Economic conditions. – The climatic conditions of the region in which the steppe vegetal formation prevails immediately give us an idea of what its economic activities can be: agriculture, that is, for areas where the presence of considerable watercourses allows irrigation and cattle breeding. Among the irrigated crops that of cotton has taken a particular development. But the extension of the European colonization work, which dates back to only a few decades, will allow for greater development, contributing in particular to facilitated communications by river, where these are possible, or by rail. The railway constructions to which the possibilities for enhancing the immense region are mainly linked, which can be said to have no maritime borders, they are the object of particular interest on the part of the dominating colonial powers. A large penetration line, pushed up to Kano for some years, is close to reaching the shores of Lake Chad. The upper course of Niger is already connected to the Atlantic port of Dakar, while for some time it has been thought to connect Niger itself with the Mediterranean by means of a trans-Saharan railway.
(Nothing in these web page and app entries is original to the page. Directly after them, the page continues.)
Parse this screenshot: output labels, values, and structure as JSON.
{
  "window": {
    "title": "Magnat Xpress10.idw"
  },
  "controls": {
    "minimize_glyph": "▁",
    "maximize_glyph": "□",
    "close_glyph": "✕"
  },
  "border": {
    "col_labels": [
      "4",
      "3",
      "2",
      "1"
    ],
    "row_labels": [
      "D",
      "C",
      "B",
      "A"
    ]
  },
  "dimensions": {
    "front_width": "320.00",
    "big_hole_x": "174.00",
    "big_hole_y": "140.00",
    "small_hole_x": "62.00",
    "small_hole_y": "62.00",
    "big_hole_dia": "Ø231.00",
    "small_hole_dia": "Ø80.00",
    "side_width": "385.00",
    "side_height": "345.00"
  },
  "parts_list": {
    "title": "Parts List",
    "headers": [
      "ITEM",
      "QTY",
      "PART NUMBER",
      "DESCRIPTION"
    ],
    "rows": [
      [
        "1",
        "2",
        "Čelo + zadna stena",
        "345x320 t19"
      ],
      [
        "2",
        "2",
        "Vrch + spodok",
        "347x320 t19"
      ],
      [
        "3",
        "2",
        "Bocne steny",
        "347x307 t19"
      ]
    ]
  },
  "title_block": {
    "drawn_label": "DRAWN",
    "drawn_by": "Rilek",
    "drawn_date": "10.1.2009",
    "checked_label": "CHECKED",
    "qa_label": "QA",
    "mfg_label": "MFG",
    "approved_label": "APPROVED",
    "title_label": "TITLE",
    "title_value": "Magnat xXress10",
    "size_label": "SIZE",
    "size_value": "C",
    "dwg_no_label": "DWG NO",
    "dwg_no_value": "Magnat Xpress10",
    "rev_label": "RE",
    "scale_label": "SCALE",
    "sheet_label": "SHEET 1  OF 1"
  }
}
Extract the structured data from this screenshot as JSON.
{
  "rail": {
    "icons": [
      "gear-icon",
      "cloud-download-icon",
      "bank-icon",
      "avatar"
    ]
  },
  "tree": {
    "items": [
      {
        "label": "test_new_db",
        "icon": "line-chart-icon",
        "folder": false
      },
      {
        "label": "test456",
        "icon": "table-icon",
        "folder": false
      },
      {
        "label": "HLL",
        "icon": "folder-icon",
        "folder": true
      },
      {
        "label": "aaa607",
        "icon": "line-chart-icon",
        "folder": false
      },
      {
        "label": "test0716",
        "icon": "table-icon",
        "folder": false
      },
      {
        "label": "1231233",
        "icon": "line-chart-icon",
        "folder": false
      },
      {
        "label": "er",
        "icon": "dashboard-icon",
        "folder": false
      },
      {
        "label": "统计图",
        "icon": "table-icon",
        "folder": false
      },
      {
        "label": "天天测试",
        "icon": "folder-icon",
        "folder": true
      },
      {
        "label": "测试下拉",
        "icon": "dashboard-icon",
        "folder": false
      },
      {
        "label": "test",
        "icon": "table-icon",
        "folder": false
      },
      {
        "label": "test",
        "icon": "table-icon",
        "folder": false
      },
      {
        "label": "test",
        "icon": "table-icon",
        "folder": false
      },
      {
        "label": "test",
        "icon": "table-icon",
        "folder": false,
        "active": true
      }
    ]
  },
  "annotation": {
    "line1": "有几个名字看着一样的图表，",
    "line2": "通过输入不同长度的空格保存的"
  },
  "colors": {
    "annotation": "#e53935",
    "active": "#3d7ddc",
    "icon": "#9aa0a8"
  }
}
Political order. – Sudan, in whose vast territory already strong and powerful autonomous states arose that exercised considerable action in the affairs of central Africa, today is in its entirety an immense colonial domain divided between France and Great Britain. It belongs to the former with the colonies of West Africa and precisely with those of French Sudan, Niger and with those of Chad and Ubanghi Sciari belonging to Equatorial Africa; it belongs to Great Britain with Northern Nigeria and the Anglo-Egyptian Sudan Condominium. The ancient Sudanese states of Timbuktu, Masina, Mandingo, Mossi, etc, therefore remain in French West Africa; in Equatorial Africa the realms of Kanem, of Wadāi. In northern Nigeria the kingdoms of Bornu, of Kano and Sokoto; in Anglo-Egyptian Sudan, Kordofdn, Darfur.